  1. Long, LONG — some four decades — ago, Ted Geisel (Dr. Seuss) and I co-authored a book called “Because A Little Bug Went Ka-Choo!” And all that long ago, LONG before these “language” people purloined the name “Rosetta Stone,” we stole it first as our nomme de plume — because it amused us. It was a Beginner Book, designed for beginning readers, and indeed, “…the sentences [were], therefore, as short and closely allied to the illustrations as possible.” I had the fun of doing those illustrations, and as I recall, everyone — cows, a chicken, cops, elephants, even the bug — had plenty of meat on ‘em. Take THAT, Steven Heller!
    PS– It’s still in print.

  2. Pierre’s a bad boy. He gets in fights and he’s late to class. He hides behind the door in the gym so his teacher can’t find him unless he puts on his glasses.

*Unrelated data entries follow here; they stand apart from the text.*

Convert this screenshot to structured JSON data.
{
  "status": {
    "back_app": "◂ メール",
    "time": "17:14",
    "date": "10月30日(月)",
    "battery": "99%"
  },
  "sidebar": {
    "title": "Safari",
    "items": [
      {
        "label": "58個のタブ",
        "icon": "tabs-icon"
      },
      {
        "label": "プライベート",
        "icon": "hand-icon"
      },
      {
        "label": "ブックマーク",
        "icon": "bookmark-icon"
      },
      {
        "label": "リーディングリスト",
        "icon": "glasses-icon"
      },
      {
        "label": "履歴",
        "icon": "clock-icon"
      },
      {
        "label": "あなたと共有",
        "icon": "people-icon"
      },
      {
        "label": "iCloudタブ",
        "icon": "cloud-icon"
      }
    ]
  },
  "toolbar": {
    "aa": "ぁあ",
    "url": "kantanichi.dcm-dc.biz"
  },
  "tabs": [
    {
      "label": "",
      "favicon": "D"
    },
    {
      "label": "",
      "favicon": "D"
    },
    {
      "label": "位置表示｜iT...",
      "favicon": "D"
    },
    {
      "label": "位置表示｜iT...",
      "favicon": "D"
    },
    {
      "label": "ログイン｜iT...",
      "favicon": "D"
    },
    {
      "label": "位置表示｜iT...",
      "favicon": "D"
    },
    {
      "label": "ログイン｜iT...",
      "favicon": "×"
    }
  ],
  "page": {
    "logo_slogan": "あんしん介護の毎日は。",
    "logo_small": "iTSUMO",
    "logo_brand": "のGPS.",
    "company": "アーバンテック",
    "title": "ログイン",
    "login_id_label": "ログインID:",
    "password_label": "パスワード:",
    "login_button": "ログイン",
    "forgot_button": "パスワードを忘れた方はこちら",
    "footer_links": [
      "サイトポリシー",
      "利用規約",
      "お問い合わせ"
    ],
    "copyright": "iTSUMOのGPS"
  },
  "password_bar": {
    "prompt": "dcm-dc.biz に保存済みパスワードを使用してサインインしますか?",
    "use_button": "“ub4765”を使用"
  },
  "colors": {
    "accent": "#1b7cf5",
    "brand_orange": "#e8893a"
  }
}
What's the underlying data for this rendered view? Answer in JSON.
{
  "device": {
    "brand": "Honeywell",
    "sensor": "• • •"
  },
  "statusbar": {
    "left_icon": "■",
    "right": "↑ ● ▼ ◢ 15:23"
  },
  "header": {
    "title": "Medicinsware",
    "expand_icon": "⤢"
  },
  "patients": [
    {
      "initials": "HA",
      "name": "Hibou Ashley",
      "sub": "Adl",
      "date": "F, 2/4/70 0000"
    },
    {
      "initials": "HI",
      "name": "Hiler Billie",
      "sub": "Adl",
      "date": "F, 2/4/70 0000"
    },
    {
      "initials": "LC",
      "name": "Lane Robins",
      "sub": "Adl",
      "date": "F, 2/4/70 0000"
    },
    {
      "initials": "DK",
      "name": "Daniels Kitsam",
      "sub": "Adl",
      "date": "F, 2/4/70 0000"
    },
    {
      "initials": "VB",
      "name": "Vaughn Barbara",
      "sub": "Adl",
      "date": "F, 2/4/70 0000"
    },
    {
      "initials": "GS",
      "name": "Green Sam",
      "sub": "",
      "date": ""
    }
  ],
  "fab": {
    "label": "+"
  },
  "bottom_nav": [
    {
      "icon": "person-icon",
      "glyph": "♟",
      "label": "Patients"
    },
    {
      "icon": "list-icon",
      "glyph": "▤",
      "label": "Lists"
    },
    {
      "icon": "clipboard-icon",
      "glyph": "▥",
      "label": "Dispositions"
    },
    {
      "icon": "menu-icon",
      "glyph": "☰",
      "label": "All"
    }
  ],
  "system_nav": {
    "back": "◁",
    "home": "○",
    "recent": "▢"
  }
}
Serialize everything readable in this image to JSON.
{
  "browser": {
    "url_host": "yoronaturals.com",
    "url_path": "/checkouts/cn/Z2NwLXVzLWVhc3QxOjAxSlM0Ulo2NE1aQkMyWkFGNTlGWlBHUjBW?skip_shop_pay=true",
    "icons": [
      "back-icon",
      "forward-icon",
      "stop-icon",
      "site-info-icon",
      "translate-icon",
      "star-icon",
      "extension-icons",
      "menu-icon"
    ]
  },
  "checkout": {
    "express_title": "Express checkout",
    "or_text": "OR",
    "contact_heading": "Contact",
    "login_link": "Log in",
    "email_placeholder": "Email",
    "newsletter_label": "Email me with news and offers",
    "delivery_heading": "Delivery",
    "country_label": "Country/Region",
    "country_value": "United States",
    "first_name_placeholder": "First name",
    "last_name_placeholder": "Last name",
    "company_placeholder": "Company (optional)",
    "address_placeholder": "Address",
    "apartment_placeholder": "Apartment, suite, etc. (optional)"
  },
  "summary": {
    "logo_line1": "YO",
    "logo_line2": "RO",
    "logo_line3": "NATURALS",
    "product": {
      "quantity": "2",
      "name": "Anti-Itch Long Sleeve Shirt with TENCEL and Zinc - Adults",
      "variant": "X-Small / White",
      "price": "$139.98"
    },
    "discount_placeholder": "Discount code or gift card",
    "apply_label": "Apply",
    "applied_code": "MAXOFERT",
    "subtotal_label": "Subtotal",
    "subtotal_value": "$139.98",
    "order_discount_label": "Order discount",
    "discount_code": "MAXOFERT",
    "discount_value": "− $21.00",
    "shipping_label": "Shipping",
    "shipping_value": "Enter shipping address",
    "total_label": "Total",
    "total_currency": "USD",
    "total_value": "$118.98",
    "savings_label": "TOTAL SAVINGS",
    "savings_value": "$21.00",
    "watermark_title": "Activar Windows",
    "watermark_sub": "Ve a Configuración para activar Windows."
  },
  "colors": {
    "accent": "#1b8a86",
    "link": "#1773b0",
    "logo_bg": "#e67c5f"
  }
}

Later, Pierre seems happy as he leads his female cousin to the woods…Pierre is an interesting fellow… :-)